Mandatory reporting for child protection in health settings and the rights of parents with disabilities

Research output: Contribution to journalComment/Debate/Erratumpeer-review

5 Scopus citations


This commentary considers the intersection of mandatory reporting in health settings and the public child protection system's treatment of parents with disabilities. Its impetus is the August 2015 technical assistance document issued jointly by the U.S. departments of Justice (DOJ) and Health and Human Services (HHS) that affirms the applicability of the ADA and Section 504 to child protection system (CPS) processes. The DOJ/HHS document speaks to actions of state child protection agencies and courts, without addressing the first step, mandatory reporting. Nonetheless, there are implications for how mandated reporters understand child risk in the presence of disability, and health settings are one venue where mandated reports initiate. This commentary seeks to provide medical professionals with greater understanding of the CPS process and its intersection with disability rights. It concludes that mandatory reporter training must include ADA principles for addressing disability so parents are not unnecessarily reported for investigation.

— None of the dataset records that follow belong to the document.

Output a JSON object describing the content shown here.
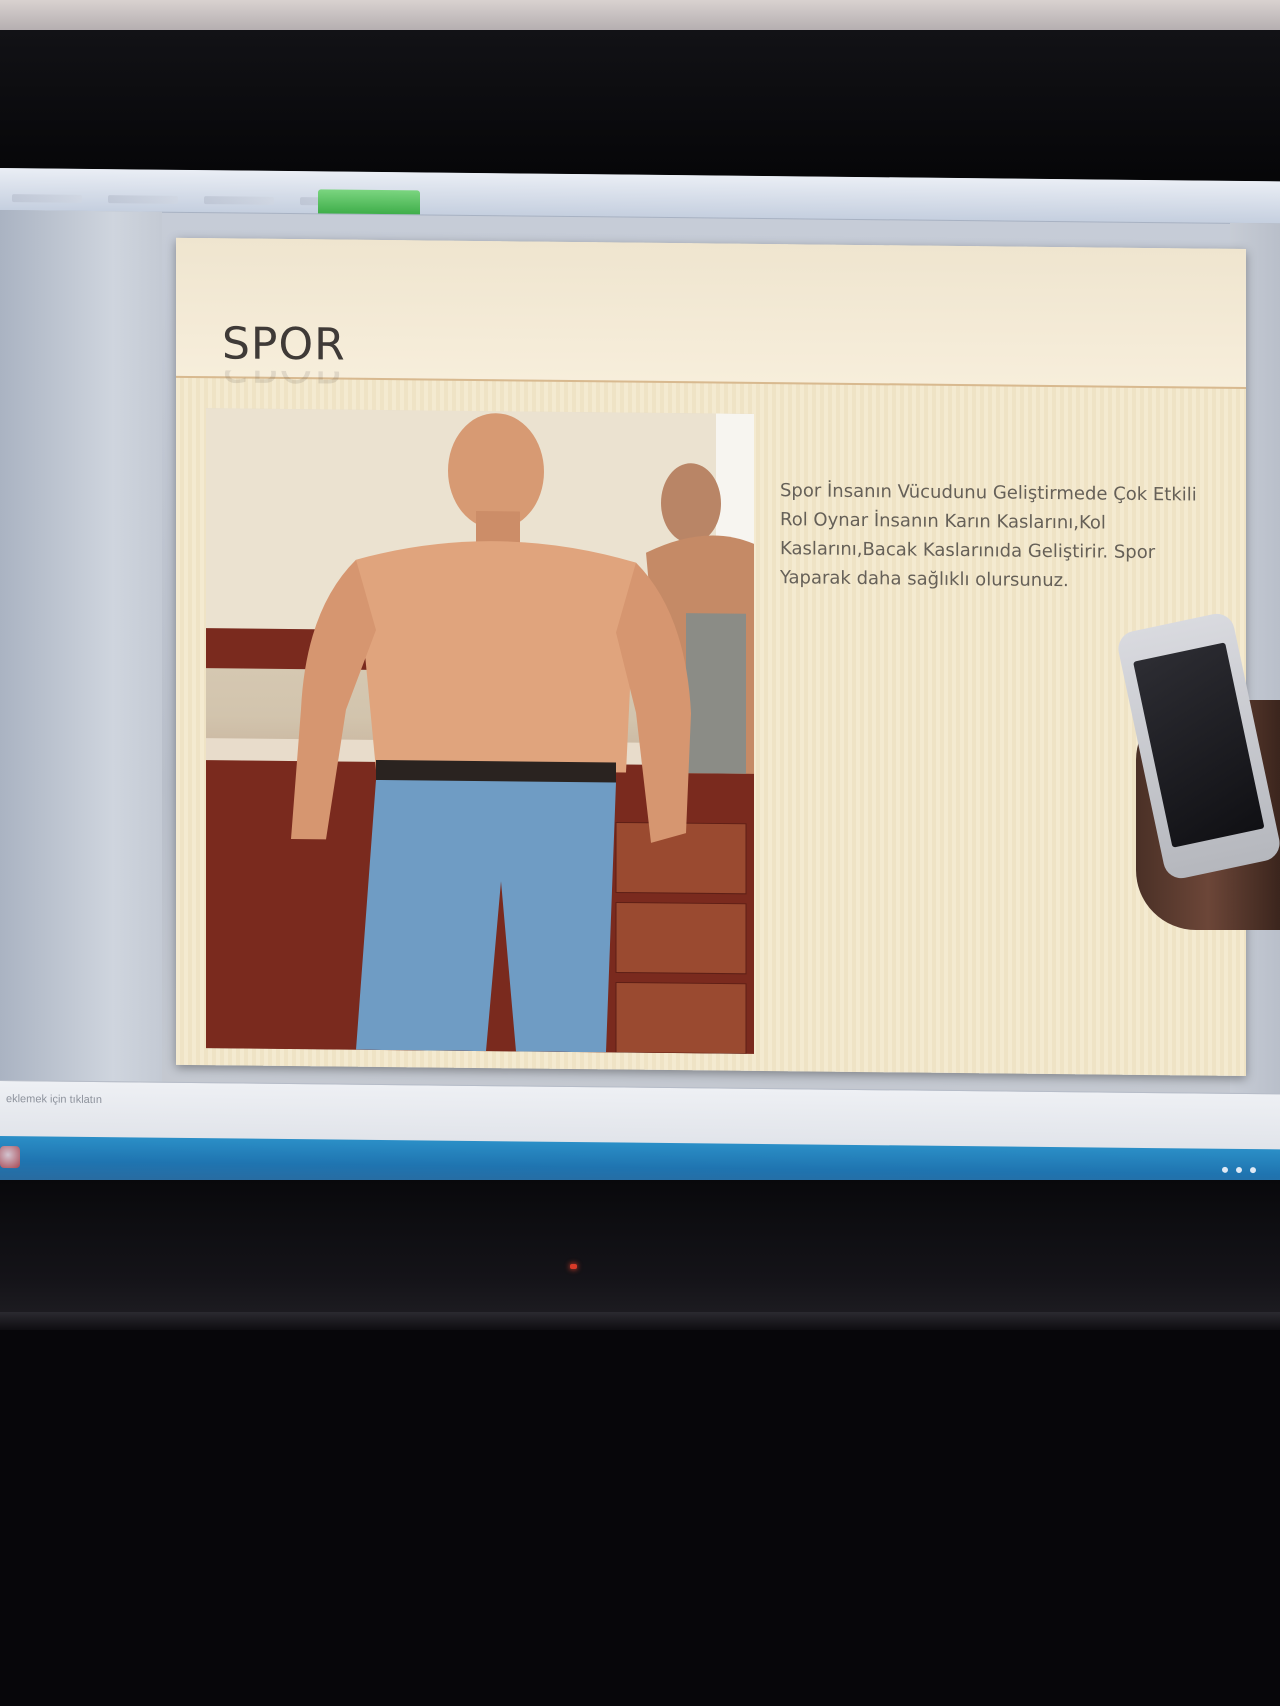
{
  "slide": {
    "title": "SPOR",
    "body": "Spor İnsanın Vücudunu Geliştirmede Çok Etkili Rol Oynar İnsanın Karın Kaslarını,Kol Kaslarını,Bacak Kaslarınıda Geliştirir. Spor Yaparak daha sağlıklı olursunuz."
  },
  "status_bar": {
    "notes_hint": "eklemek için tıklatın"
  },
  "icons": {
    "start": "windows-start-icon",
    "tray": "system-tray-icon"
  },
  "colors": {
    "context_tab": "#3fae4a",
    "taskbar": "#1f74b0",
    "slide_background": "#f4ead0",
    "title_text": "#3f3a37"
  }
}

Original languageEnglish (US)
Pages (from-to)165-168
Number of pages4
JournalDisability and Health Journal
Issue number2
StatePublished - 2017


  • Americans with Disabilities Act
  • Child protection
  • Health care settings
  • Mandated reporter
  • Parents with disabilities

ASJC Scopus subject areas

  • Public Health, Environmental and Occupational Health


Dive into the research topics of 'Mandatory reporting for child protection in health settings and the rights of parents with disabilities'. Together they form a unique fingerprint.

Cite this